We are all born to be pleasure-seekers. We gotta have fun--or else we rust. Good sensations are neither an "extra" nor a reward; they are a necessity.
Sunday, November 28, 2010
Tuesday, November 9, 2010
Thursday, November 4, 2010
Weeks of collecting and cutting hundreds of straws and generous donation from Coffee Bean Hollywood--shout out--
to create this rich tactile tub of sound, color, texture, and fun! A few months
to go before my goal to fill a pool, a tiny pool.
Thursday, October 28, 2010
10 months to 22 our little ones all found there way through the hay! No one was deterred by the cobwebs, mice, gourds, pumpkins or cotton-ball ghosts! Boo!
Wednesday, October 20, 2010
Wednesday, October 13, 2010
DIG WITH ME!
parent-and-me messy playgroup
music-and-movement, developmental play, and hands-on digging!
OCT 28 Dress-up and Dig Halloween
“Hay” and “Soil” (not dirty)
NOV 4 Dig through Straws
NOV 11 Dig through Dry and Wet
NOV 18 Dig through Rice and Beans
Drop In $22
4-Class Package $65
Drop In $25
4 class Package $75
To register contact:
Betsy Edelberg (323) 841-0369 email@example.com
for pics of “Paint with Me” and “Waterplay with Me” and for more information about sensory integration
Tuesday, October 5, 2010
Wet-on-wet is a wonderful way to introduce painting to our very youngest children. We use Stockmar paints which truly represent color the way it is seen in nature. First we soaked the watercolor paper in water, when we took the soaked paper out of the water, we used medicine droppers and paint brushes and watched the colors dance and chase each other all over the pages.
Sensory Integration Activities are the lifeline to providing and achieving the necessary challenges for your child so they maximize:
intellectual, social, and emotional development
the development of a positive self-esteem
a mind and body which is ready for learning
positive interactions in the world around him
the achievement of normal developmental milestones
From the womb into adulthood, our neurological systems are developing
and processing an overwhelming amount of sensory information every day.
Our system must then interpret this information and make it ready to be
tolerated and used for specific purposes.
If this normal developmental process is hindered in any way, it can cause detrimental effects. Proper intake and use of sensory input is absolutely critical to a child's maturation process and the building of core, foundational skills. I certainly can not stress this enough... it isthat important!

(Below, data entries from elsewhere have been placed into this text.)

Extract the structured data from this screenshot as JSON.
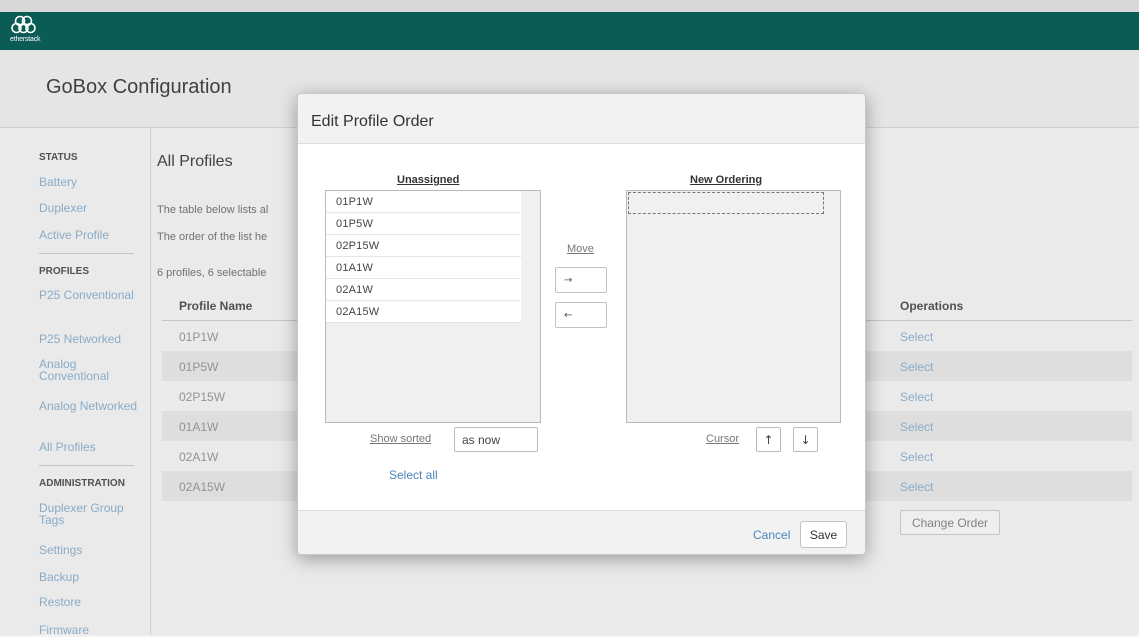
{
  "app": {
    "logo_text": "etherstack",
    "page_title": "GoBox Configuration"
  },
  "sidebar": {
    "status_head": "STATUS",
    "status_items": [
      "Battery",
      "Duplexer",
      "Active Profile"
    ],
    "profiles_head": "PROFILES",
    "profile_items": [
      "P25 Conventional",
      "P25 Networked",
      "Analog Conventional",
      "Analog Networked",
      "All Profiles"
    ],
    "admin_head": "ADMINISTRATION",
    "admin_items": [
      "Duplexer Group Tags",
      "Settings",
      "Backup",
      "Restore",
      "Firmware"
    ]
  },
  "main": {
    "title": "All Profiles",
    "desc1": "The table below lists al",
    "desc2": "The order of the list he",
    "count_text": "6 profiles, 6 selectable",
    "col_name": "Profile Name",
    "col_ops": "Operations",
    "rows": [
      {
        "name": "01P1W",
        "op": "Select"
      },
      {
        "name": "01P5W",
        "op": "Select"
      },
      {
        "name": "02P15W",
        "op": "Select"
      },
      {
        "name": "01A1W",
        "op": "Select"
      },
      {
        "name": "02A1W",
        "op": "Select"
      },
      {
        "name": "02A15W",
        "op": "Select"
      }
    ],
    "change_order": "Change Order"
  },
  "modal": {
    "title": "Edit Profile Order",
    "unassigned_title": "Unassigned",
    "new_ordering_title": "New Ordering",
    "unassigned_items": [
      "01P1W",
      "01P5W",
      "02P15W",
      "01A1W",
      "02A1W",
      "02A15W"
    ],
    "move_label": "Move",
    "move_right": "→",
    "move_left": "←",
    "show_sorted_label": "Show sorted",
    "sort_value": "as now",
    "select_all": "Select all",
    "cursor_label": "Cursor",
    "cursor_up": "↑",
    "cursor_down": "↓",
    "cancel": "Cancel",
    "save": "Save"
  },
  "colors": {
    "topbar": "#0b5c55",
    "link": "#4a86b8",
    "sidebar_link": "#8fb3d1"
  }
}
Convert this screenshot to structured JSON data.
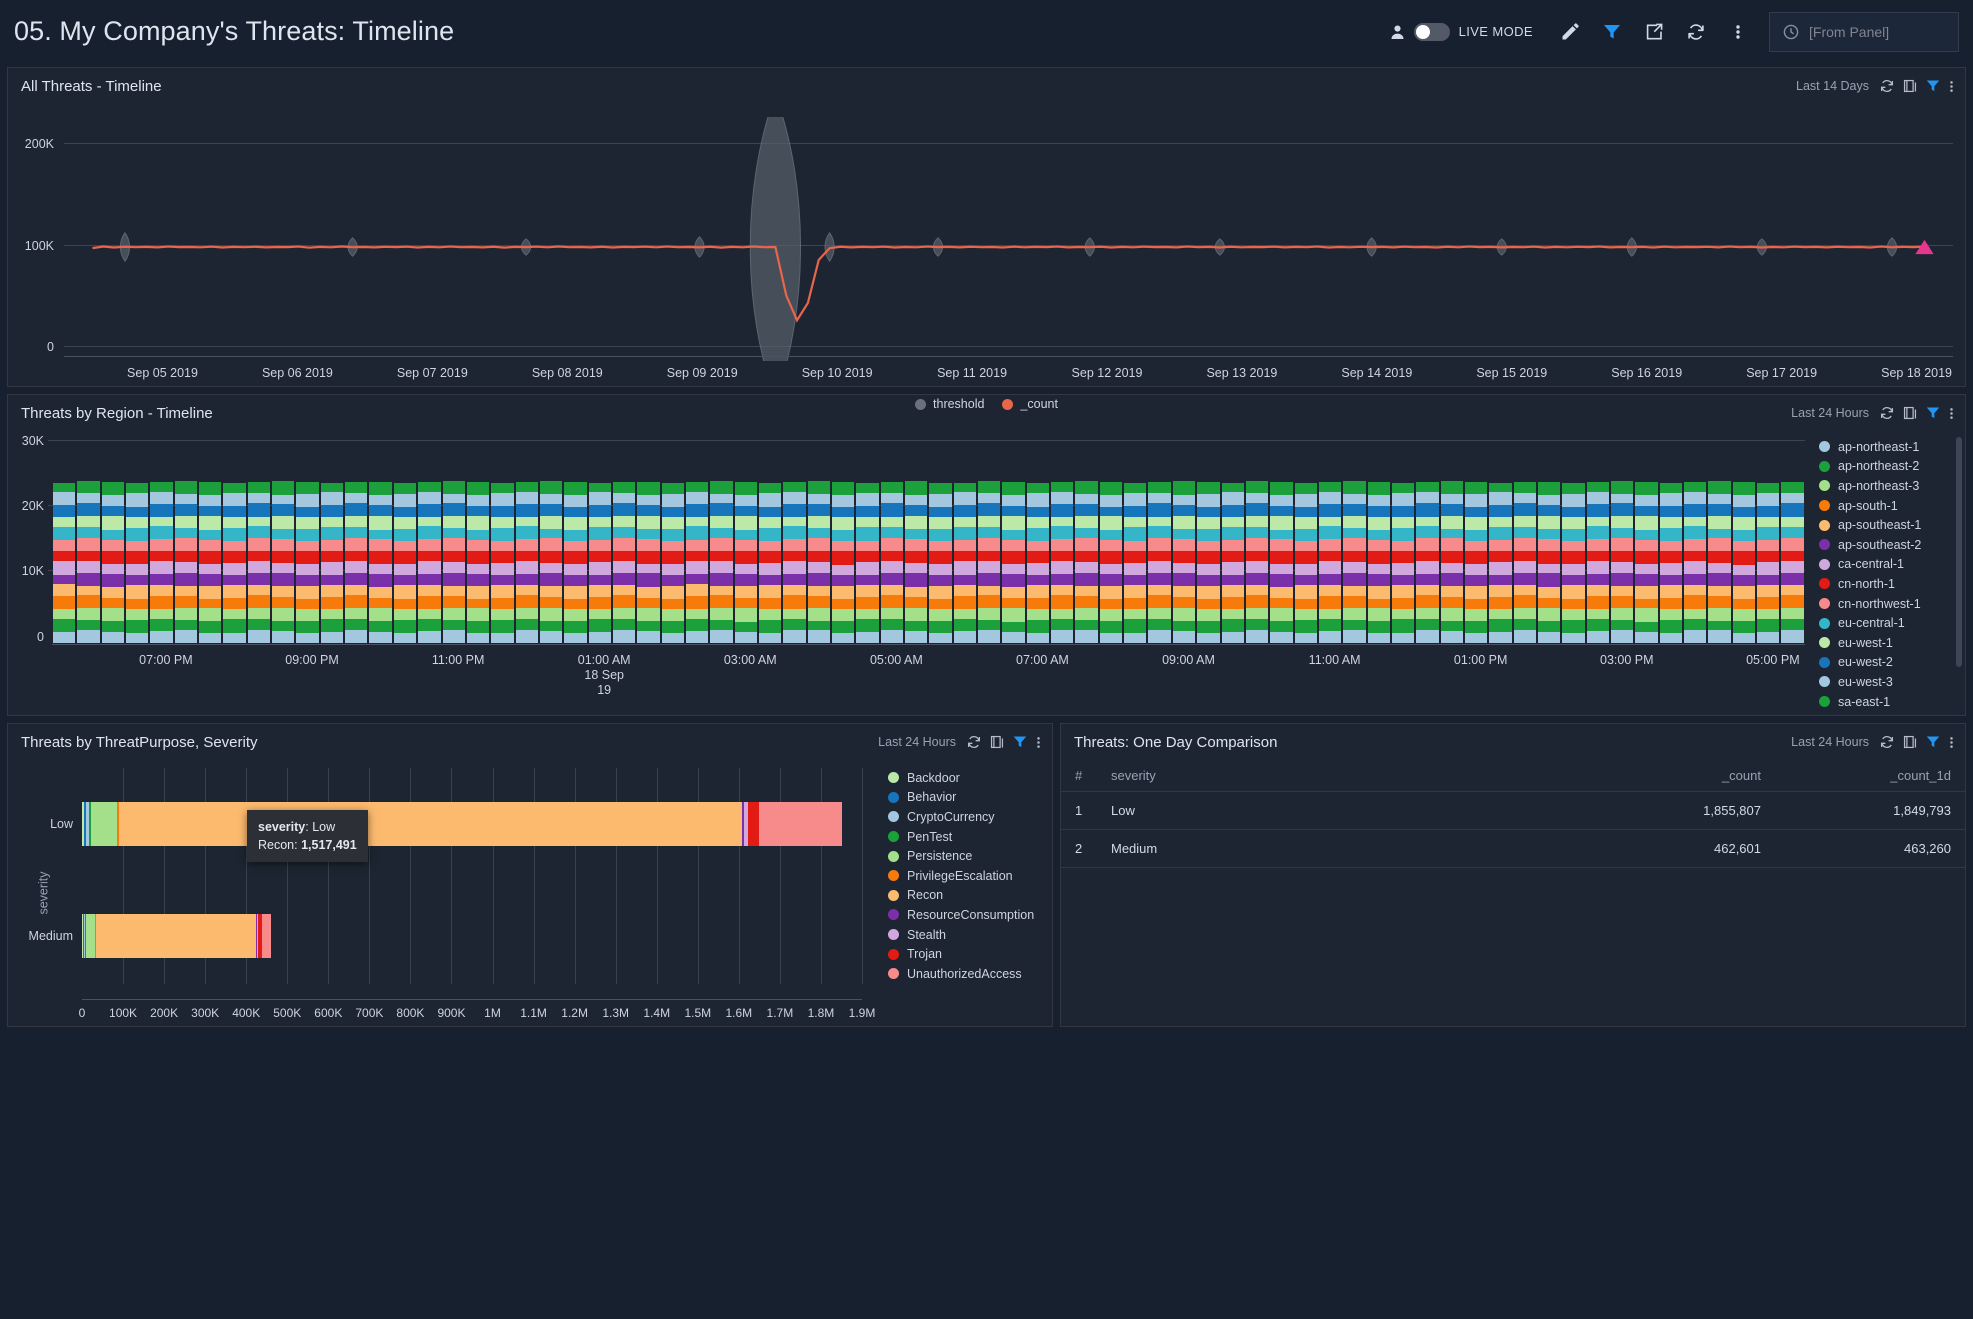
{
  "header": {
    "title": "05. My Company's Threats: Timeline",
    "live_mode_label": "LIVE MODE",
    "user_icon": "user-icon",
    "edit_icon": "pencil-icon",
    "filter_icon": "filter-icon",
    "share_icon": "share-icon",
    "refresh_icon": "refresh-icon",
    "more_icon": "kebab-menu-icon",
    "timepicker": {
      "clock_icon": "clock-icon",
      "value": "[From Panel]"
    }
  },
  "panel_controls": {
    "refresh_icon": "refresh-icon",
    "duplicate_icon": "duplicate-icon",
    "filter_icon": "filter-icon",
    "more_icon": "kebab-menu-icon"
  },
  "panels": {
    "all_threats": {
      "title": "All Threats - Timeline",
      "range": "Last 14 Days"
    },
    "by_region": {
      "title": "Threats by Region - Timeline",
      "range": "Last 24 Hours"
    },
    "by_purpose": {
      "title": "Threats by ThreatPurpose, Severity",
      "range": "Last 24 Hours"
    },
    "one_day": {
      "title": "Threats: One Day Comparison",
      "range": "Last 24 Hours"
    }
  },
  "chart_data": [
    {
      "id": "all-threats-timeline",
      "type": "line",
      "title": "All Threats - Timeline",
      "xlabel": "",
      "ylabel": "",
      "ylim": [
        0,
        200000
      ],
      "yticks": [
        "0",
        "100K",
        "200K"
      ],
      "ytick_values": [
        0,
        100000,
        200000
      ],
      "grid": true,
      "xtick_labels": [
        "Sep 05 2019",
        "Sep 06 2019",
        "Sep 07 2019",
        "Sep 08 2019",
        "Sep 09 2019",
        "Sep 10 2019",
        "Sep 11 2019",
        "Sep 12 2019",
        "Sep 13 2019",
        "Sep 14 2019",
        "Sep 15 2019",
        "Sep 16 2019",
        "Sep 17 2019",
        "Sep 18 2019"
      ],
      "legend": [
        {
          "label": "threshold",
          "color": "#6a717d"
        },
        {
          "label": "_count",
          "color": "#e7664c"
        }
      ],
      "legend_position": "bottom",
      "series": [
        {
          "name": "_count",
          "color": "#e7664c",
          "values": [
            99000,
            100500,
            99500,
            100200,
            99800,
            100100,
            99600,
            100400,
            99900,
            100000,
            99700,
            100300,
            99500,
            100100,
            99800,
            100200,
            99600,
            100000,
            99900,
            100400,
            99300,
            100100,
            99700,
            100500,
            99800,
            100000,
            99600,
            100200,
            99900,
            100300,
            99500,
            100100,
            99700,
            100400,
            99800,
            100000,
            99600,
            100200,
            99400,
            100100,
            99900,
            100300,
            99700,
            100500,
            99800,
            100000,
            99600,
            100200,
            99500,
            100100,
            99900,
            100300,
            99700,
            100400,
            99800,
            100000,
            99600,
            100200,
            99400,
            100100,
            99700,
            100500,
            99800,
            100000,
            55000,
            32000,
            48000,
            88000,
            99000,
            100200,
            99600,
            100100,
            99800,
            100300,
            99500,
            100000,
            99700,
            100400,
            99900,
            100100,
            99600,
            100200,
            99800,
            100000,
            99500,
            100300,
            99700,
            100100,
            99900,
            100400,
            99600,
            100000,
            99800,
            100200,
            99500,
            100100,
            99700,
            100300,
            99900,
            100000,
            99600,
            100400,
            99800,
            100100,
            99500,
            100200,
            99700,
            100000,
            99900,
            100300,
            99600,
            100100,
            99800,
            100400,
            99500,
            100000,
            99700,
            100200,
            99900,
            100100,
            99600,
            100300,
            99800,
            100000,
            99500,
            100200,
            99700,
            100400,
            99900,
            100100,
            99600,
            100000,
            99800,
            100300,
            99500,
            100100,
            99700,
            100200,
            99900,
            100400,
            99600,
            100000,
            99800,
            100100,
            99500,
            100300,
            99700,
            100000,
            99900,
            100200,
            99600,
            100400,
            99800,
            100100,
            99500,
            100000,
            99700,
            100300,
            99900,
            100100,
            99600,
            100200,
            99800,
            100000,
            99500,
            100400,
            99700,
            100100,
            99900,
            100300
          ]
        },
        {
          "name": "threshold",
          "color": "#6a717d",
          "description": "grey lens/envelope band around the count line, widest near Sep 10 2019"
        }
      ],
      "end_marker": {
        "shape": "triangle",
        "color": "#e8368f",
        "x_label": "Sep 18 2019",
        "y": 100000
      }
    },
    {
      "id": "threats-by-region-timeline",
      "type": "bar",
      "stacked": true,
      "title": "Threats by Region - Timeline",
      "ylim": [
        0,
        30000
      ],
      "yticks": [
        "0",
        "10K",
        "20K",
        "30K"
      ],
      "ytick_values": [
        0,
        10000,
        20000,
        30000
      ],
      "bar_count": 72,
      "bar_total_approx": 24000,
      "xtick_labels": [
        "07:00 PM",
        "09:00 PM",
        "11:00 PM",
        "01:00 AM",
        "03:00 AM",
        "05:00 AM",
        "07:00 AM",
        "09:00 AM",
        "11:00 AM",
        "01:00 PM",
        "03:00 PM",
        "05:00 PM"
      ],
      "xtick_sublabels": [
        "",
        "",
        "",
        "18 Sep\n19",
        "",
        "",
        "",
        "",
        "",
        "",
        "",
        ""
      ],
      "legend_position": "right",
      "series": [
        {
          "name": "ap-northeast-1",
          "color": "#a4c7e0",
          "value": 1700
        },
        {
          "name": "ap-northeast-2",
          "color": "#1ba03c",
          "value": 1700
        },
        {
          "name": "ap-northeast-3",
          "color": "#a4e08a",
          "value": 1700
        },
        {
          "name": "ap-south-1",
          "color": "#f77b0b",
          "value": 1700
        },
        {
          "name": "ap-southeast-1",
          "color": "#fcba6e",
          "value": 1700
        },
        {
          "name": "ap-southeast-2",
          "color": "#7b2fa8",
          "value": 1700
        },
        {
          "name": "ca-central-1",
          "color": "#d0a8dd",
          "value": 1700
        },
        {
          "name": "cn-north-1",
          "color": "#e21b14",
          "value": 1700
        },
        {
          "name": "cn-northwest-1",
          "color": "#f78a8a",
          "value": 1700
        },
        {
          "name": "eu-central-1",
          "color": "#35b5c8",
          "value": 1700
        },
        {
          "name": "eu-west-1",
          "color": "#bce8a8",
          "value": 1700
        },
        {
          "name": "eu-west-2",
          "color": "#1775bb",
          "value": 1700
        },
        {
          "name": "eu-west-3",
          "color": "#a4c7e0",
          "value": 1700
        },
        {
          "name": "sa-east-1",
          "color": "#1ba03c",
          "value": 1700
        }
      ]
    },
    {
      "id": "threats-by-threatpurpose-severity",
      "type": "bar",
      "orientation": "horizontal",
      "stacked": true,
      "title": "Threats by ThreatPurpose, Severity",
      "ylabel": "severity",
      "xlabel": "",
      "xlim": [
        0,
        1900000
      ],
      "categories": [
        "Low",
        "Medium"
      ],
      "xtick_labels": [
        "0",
        "100K",
        "200K",
        "300K",
        "400K",
        "500K",
        "600K",
        "700K",
        "800K",
        "900K",
        "1M",
        "1.1M",
        "1.2M",
        "1.3M",
        "1.4M",
        "1.5M",
        "1.6M",
        "1.7M",
        "1.8M",
        "1.9M"
      ],
      "xtick_values": [
        0,
        100000,
        200000,
        300000,
        400000,
        500000,
        600000,
        700000,
        800000,
        900000,
        1000000,
        1100000,
        1200000,
        1300000,
        1400000,
        1500000,
        1600000,
        1700000,
        1800000,
        1900000
      ],
      "legend_position": "right",
      "series": [
        {
          "name": "Backdoor",
          "color": "#bce8a8",
          "values": [
            6000,
            3000
          ]
        },
        {
          "name": "Behavior",
          "color": "#1775bb",
          "values": [
            4000,
            2000
          ]
        },
        {
          "name": "CryptoCurrency",
          "color": "#a4c7e0",
          "values": [
            8000,
            3000
          ]
        },
        {
          "name": "PenTest",
          "color": "#1ba03c",
          "values": [
            5000,
            2000
          ]
        },
        {
          "name": "Persistence",
          "color": "#a4e08a",
          "values": [
            62000,
            22000
          ]
        },
        {
          "name": "PrivilegeEscalation",
          "color": "#f77b0b",
          "values": [
            5000,
            2000
          ]
        },
        {
          "name": "Recon",
          "color": "#fcba6e",
          "values": [
            1517491,
            390000
          ]
        },
        {
          "name": "ResourceConsumption",
          "color": "#7b2fa8",
          "values": [
            6000,
            2500
          ]
        },
        {
          "name": "Stealth",
          "color": "#d0a8dd",
          "values": [
            9000,
            3000
          ]
        },
        {
          "name": "Trojan",
          "color": "#e21b14",
          "values": [
            28000,
            9000
          ]
        },
        {
          "name": "UnauthorizedAccess",
          "color": "#f78a8a",
          "values": [
            200000,
            22000
          ]
        }
      ],
      "row_totals": [
        1855807,
        462601
      ],
      "tooltip": {
        "line1_key": "severity",
        "line1_value": "Low",
        "line2_key": "Recon",
        "line2_value": "1,517,491"
      }
    },
    {
      "id": "threats-one-day-comparison",
      "type": "table",
      "title": "Threats: One Day Comparison",
      "columns": [
        "#",
        "severity",
        "_count",
        "_count_1d"
      ],
      "rows": [
        {
          "index": "1",
          "severity": "Low",
          "count": "1,855,807",
          "count_1d": "1,849,793"
        },
        {
          "index": "2",
          "severity": "Medium",
          "count": "462,601",
          "count_1d": "463,260"
        }
      ]
    }
  ],
  "colors": {
    "background": "#16202f",
    "panel": "#1d2532",
    "border": "#343741",
    "accent": "#36a2ef",
    "text": "#d3dae6",
    "muted": "#98a2b3"
  }
}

The best part about sensory integration activities is the creative fun
you can have coming up with ideas, playing with your child using sensory
input, or purchasing unique toys and products anyone would love! (I'll be honest, sometimes adults need and love these products as much as, if not more than, the child!)
Friday, January 29, 2010
Monday, January 4, 2010
Here is a quick message re: Toddler Yoga, Thursday January 7.
For our first Green Art Project on Thursday, PLEASE SAVE AND BRING USED DRYER SHEETS (fabric softener sheets) to class.
Thank you :)